Two Authors Champion Women's Basketball

On its way to the 2001 NCAA women’s basketball championship, Notre Dame came from behind to beat the University of Connecticut in the semifinal game and then squeaked by Purdue University in the heart-stopping final. In the life-is-full-of-strange-twists category, Notre Dame graduate John Walters ‘88 then published a book on UConn’s team, while Purdue graduate Mark Bradford published a book on Notre Dame’s team.

For Purdue graduate Bradford, a freelance sportswriter for the Associated Press, the South Bend Tribune and other publications, the idea of a book came during the final game as he watched ND’s Ruth Riley ‘01 hit two free throws in the closing seconds to untie the game and then saw Purdue miss a winning 3-point basket. That ending reminded Bradford of a scene from Riley’s favorite movie, Hoosiers. Right then, Bradford says, he decided to find out if anyone was planning to write a book. “If they don’t—I will,” he vowed. Soon enough, he had a book deal. His Nice Girls Finish First: The Remarkable Story of Notre Dame’s Rise to the Top of Women’s College Basketball was published in December by Diamond Communications.

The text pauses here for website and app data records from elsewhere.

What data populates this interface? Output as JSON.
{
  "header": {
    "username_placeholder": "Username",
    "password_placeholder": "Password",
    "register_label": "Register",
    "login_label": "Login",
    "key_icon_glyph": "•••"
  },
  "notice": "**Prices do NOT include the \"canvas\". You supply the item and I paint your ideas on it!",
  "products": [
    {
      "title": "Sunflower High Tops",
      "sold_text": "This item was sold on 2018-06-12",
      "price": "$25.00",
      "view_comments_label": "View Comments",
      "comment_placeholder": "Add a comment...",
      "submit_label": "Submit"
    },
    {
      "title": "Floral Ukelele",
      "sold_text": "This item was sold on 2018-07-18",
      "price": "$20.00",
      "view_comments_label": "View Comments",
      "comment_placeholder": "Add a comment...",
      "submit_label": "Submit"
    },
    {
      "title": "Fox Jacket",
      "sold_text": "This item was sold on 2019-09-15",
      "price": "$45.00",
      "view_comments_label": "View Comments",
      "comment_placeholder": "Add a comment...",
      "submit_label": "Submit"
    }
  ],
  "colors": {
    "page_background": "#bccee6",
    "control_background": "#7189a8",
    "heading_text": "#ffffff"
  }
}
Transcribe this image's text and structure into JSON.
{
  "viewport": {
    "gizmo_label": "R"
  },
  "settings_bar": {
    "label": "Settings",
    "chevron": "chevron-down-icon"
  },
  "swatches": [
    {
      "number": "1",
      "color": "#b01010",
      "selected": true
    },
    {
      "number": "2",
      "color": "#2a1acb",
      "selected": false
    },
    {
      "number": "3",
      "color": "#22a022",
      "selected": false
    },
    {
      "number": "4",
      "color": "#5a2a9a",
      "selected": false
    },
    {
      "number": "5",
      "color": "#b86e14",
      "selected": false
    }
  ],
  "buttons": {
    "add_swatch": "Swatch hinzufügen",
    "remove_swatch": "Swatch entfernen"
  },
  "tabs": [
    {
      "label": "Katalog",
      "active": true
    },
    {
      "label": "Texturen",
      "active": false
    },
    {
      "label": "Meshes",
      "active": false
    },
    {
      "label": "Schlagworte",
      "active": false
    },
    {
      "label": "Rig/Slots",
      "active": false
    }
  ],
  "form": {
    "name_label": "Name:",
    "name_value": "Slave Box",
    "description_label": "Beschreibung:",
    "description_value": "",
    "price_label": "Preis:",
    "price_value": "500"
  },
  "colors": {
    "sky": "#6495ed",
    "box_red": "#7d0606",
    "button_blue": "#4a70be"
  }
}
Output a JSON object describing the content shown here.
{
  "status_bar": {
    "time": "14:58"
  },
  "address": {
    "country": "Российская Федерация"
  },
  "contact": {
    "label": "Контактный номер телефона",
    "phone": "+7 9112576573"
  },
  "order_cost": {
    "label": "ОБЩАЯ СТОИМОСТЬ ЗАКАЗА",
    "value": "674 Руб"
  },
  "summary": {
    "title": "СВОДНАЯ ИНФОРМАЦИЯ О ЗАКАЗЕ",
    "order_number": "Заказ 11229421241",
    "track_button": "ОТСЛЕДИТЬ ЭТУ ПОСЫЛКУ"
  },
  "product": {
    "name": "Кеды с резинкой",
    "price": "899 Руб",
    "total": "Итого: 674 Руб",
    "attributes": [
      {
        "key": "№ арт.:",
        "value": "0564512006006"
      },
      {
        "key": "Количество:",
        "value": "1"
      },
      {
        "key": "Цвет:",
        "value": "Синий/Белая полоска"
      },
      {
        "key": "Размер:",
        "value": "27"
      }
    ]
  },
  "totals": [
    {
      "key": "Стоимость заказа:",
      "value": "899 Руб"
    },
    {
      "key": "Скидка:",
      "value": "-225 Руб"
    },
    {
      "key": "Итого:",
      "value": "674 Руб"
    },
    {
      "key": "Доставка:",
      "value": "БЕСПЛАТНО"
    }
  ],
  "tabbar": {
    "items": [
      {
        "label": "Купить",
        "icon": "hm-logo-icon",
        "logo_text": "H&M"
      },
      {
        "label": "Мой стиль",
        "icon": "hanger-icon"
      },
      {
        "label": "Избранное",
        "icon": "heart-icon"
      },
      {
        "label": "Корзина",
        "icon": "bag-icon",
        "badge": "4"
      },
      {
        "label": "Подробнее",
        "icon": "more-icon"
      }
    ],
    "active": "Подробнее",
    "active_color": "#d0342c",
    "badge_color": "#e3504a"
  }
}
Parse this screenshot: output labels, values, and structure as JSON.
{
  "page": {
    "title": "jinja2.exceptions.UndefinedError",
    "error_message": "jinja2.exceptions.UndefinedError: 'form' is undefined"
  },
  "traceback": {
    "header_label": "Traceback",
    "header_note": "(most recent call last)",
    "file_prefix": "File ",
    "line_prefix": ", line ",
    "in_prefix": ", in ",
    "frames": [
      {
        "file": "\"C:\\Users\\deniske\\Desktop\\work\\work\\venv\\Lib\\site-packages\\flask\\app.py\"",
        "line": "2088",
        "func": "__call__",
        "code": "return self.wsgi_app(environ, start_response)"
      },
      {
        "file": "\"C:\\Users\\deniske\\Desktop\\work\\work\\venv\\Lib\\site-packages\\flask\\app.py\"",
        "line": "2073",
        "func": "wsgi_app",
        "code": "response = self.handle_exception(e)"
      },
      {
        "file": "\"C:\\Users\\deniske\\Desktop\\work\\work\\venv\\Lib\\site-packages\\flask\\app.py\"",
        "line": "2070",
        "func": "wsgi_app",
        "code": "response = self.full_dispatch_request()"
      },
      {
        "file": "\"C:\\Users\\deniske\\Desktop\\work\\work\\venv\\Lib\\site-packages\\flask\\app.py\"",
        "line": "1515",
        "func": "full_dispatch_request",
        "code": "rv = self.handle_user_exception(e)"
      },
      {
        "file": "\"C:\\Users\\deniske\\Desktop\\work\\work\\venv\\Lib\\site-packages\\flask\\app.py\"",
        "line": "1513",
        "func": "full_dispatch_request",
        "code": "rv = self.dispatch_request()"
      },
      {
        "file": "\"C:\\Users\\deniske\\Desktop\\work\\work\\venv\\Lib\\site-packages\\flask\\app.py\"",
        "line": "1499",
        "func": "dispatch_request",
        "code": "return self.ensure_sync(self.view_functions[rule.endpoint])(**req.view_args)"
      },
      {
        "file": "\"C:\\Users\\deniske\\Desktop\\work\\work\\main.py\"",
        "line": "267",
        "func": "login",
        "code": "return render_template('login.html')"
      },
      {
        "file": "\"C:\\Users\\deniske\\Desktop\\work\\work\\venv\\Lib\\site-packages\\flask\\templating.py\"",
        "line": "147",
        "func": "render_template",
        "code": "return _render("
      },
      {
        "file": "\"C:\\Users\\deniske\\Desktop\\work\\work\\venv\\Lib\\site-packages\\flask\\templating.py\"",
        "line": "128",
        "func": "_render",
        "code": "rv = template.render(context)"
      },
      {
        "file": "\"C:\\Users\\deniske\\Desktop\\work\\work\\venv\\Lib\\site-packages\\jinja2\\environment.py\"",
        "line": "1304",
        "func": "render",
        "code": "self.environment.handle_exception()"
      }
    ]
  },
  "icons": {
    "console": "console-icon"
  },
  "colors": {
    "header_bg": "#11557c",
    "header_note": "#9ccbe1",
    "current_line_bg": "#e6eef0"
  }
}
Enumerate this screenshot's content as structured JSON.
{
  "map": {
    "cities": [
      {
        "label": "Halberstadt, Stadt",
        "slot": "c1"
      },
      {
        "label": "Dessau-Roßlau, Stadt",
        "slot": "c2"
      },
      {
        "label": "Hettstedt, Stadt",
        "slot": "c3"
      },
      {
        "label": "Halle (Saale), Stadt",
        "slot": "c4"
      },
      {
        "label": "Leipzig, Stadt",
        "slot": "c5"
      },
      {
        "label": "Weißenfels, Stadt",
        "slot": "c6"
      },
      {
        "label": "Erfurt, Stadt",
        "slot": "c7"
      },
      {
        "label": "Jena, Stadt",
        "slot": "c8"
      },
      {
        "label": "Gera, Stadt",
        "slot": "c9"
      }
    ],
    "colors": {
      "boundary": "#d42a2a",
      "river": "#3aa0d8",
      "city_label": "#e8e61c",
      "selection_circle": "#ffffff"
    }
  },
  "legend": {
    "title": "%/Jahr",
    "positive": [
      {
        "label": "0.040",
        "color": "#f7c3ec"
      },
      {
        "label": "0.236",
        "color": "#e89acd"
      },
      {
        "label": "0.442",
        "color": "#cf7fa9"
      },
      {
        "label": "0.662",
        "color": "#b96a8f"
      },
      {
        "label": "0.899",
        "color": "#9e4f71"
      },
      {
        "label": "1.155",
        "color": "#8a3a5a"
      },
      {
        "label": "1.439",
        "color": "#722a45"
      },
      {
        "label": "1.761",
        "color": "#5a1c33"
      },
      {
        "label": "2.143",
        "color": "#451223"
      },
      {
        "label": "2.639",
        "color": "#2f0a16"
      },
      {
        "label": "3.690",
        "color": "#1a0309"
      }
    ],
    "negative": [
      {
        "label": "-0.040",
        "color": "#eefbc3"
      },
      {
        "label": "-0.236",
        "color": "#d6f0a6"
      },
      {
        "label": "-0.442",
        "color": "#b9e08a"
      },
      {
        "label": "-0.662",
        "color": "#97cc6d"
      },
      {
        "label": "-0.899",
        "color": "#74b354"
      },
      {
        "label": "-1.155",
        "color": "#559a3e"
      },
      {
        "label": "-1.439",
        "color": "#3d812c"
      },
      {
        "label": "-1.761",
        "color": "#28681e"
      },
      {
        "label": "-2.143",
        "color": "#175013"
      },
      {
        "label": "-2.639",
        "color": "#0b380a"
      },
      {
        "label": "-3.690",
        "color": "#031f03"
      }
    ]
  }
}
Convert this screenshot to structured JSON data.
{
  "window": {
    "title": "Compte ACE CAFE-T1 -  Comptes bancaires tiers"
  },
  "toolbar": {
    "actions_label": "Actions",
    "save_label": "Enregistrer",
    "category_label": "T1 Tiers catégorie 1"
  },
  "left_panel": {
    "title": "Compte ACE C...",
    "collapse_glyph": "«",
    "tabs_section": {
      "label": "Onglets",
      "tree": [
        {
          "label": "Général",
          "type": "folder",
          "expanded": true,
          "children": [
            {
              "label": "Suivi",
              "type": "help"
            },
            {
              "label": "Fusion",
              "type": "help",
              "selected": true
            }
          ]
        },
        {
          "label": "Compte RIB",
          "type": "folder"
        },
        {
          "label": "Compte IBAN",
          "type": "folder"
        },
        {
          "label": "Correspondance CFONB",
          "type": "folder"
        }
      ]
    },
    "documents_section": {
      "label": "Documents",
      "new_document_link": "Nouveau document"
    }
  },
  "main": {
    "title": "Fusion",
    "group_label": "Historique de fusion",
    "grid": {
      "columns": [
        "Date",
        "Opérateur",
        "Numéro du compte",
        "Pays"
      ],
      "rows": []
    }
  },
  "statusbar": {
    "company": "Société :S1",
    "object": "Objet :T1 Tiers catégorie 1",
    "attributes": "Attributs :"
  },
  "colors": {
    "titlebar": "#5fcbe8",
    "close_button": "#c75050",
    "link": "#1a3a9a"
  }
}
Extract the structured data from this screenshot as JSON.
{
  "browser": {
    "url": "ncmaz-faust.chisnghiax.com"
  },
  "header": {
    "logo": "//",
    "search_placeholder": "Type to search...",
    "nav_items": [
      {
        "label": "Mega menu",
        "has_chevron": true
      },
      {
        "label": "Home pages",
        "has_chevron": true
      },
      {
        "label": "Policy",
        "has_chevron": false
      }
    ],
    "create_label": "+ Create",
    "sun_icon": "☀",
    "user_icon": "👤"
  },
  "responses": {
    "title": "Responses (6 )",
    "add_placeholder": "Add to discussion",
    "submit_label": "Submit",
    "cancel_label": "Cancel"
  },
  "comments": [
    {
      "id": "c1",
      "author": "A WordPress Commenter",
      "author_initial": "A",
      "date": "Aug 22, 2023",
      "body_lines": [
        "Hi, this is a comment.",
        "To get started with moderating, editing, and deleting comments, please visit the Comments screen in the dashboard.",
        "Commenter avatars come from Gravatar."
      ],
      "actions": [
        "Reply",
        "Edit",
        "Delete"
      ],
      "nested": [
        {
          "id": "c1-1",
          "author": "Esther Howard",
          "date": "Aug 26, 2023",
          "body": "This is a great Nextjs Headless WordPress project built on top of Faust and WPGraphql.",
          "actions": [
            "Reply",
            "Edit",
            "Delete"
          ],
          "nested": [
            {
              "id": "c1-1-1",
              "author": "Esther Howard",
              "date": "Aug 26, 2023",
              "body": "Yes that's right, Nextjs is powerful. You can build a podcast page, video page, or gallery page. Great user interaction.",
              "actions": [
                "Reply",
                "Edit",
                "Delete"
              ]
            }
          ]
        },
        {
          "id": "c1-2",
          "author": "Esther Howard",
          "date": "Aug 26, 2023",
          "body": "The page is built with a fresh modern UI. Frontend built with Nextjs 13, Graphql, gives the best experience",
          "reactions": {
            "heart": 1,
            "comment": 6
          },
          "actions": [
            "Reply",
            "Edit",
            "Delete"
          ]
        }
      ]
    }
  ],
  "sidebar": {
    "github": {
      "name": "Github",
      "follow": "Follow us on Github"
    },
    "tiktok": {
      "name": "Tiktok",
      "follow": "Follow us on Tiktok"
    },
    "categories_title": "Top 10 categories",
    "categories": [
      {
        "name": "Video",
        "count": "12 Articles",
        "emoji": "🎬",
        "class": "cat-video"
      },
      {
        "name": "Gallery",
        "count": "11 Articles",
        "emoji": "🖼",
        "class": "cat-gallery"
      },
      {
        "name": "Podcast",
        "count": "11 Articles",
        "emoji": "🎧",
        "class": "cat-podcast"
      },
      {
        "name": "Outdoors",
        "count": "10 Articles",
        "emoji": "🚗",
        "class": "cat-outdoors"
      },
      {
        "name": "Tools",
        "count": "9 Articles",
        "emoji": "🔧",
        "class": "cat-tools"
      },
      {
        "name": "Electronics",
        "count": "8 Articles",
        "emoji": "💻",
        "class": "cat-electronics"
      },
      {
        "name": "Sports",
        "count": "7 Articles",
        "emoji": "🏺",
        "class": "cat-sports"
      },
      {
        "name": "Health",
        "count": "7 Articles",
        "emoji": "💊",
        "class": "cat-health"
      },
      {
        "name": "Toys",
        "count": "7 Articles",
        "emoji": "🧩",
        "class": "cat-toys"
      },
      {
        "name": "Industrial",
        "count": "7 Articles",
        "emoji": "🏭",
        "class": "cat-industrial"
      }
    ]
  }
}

For ND grad Walters, publishers’ interest dried up with defending champion UConn’s semifinal loss at the tournament. But not his. “I felt strongly that within the confines of Connecticut,” he says, “where the Huskies draw more than 16,000 fans per [home] game every night, this book would sell.”

So he decided to publish and distribute the book himself—a book, incidentally, that was printed by Ave Maria Press on the Notre Dame campus. The Same River Twice: A Season with Geno Auriemma and the Connecticut Huskies sold out its first press run, primarily to buyers in Connecticut, and is now in its second printing.

Walters, a former writer for Sports Illustrated, is thrilled about the success of the book. He wasn’t so thrilled about taking sides in the UConn-ND semifinal game. “I had really mixed emotions,” he says. Bradford says he had no problems with the Purdue-ND final. He was for ND all the way, although his wife, Wendy, also a Purdue graduate, was cheering for their alma mater.

In the book wars, Walters’ UConn work holds about a 2,000-copy sales edge over Bradford’s ND tome. “People in Connecticut are nuts about this team,” says Walters. Bradford hopes his book will close the sales gap during football season, when fans learn it’s out there. For fans who can’t make it to either the Notre Dame or Connecticut bookstore, both books are available at online.

_— Carol Schaal ’91M.A. _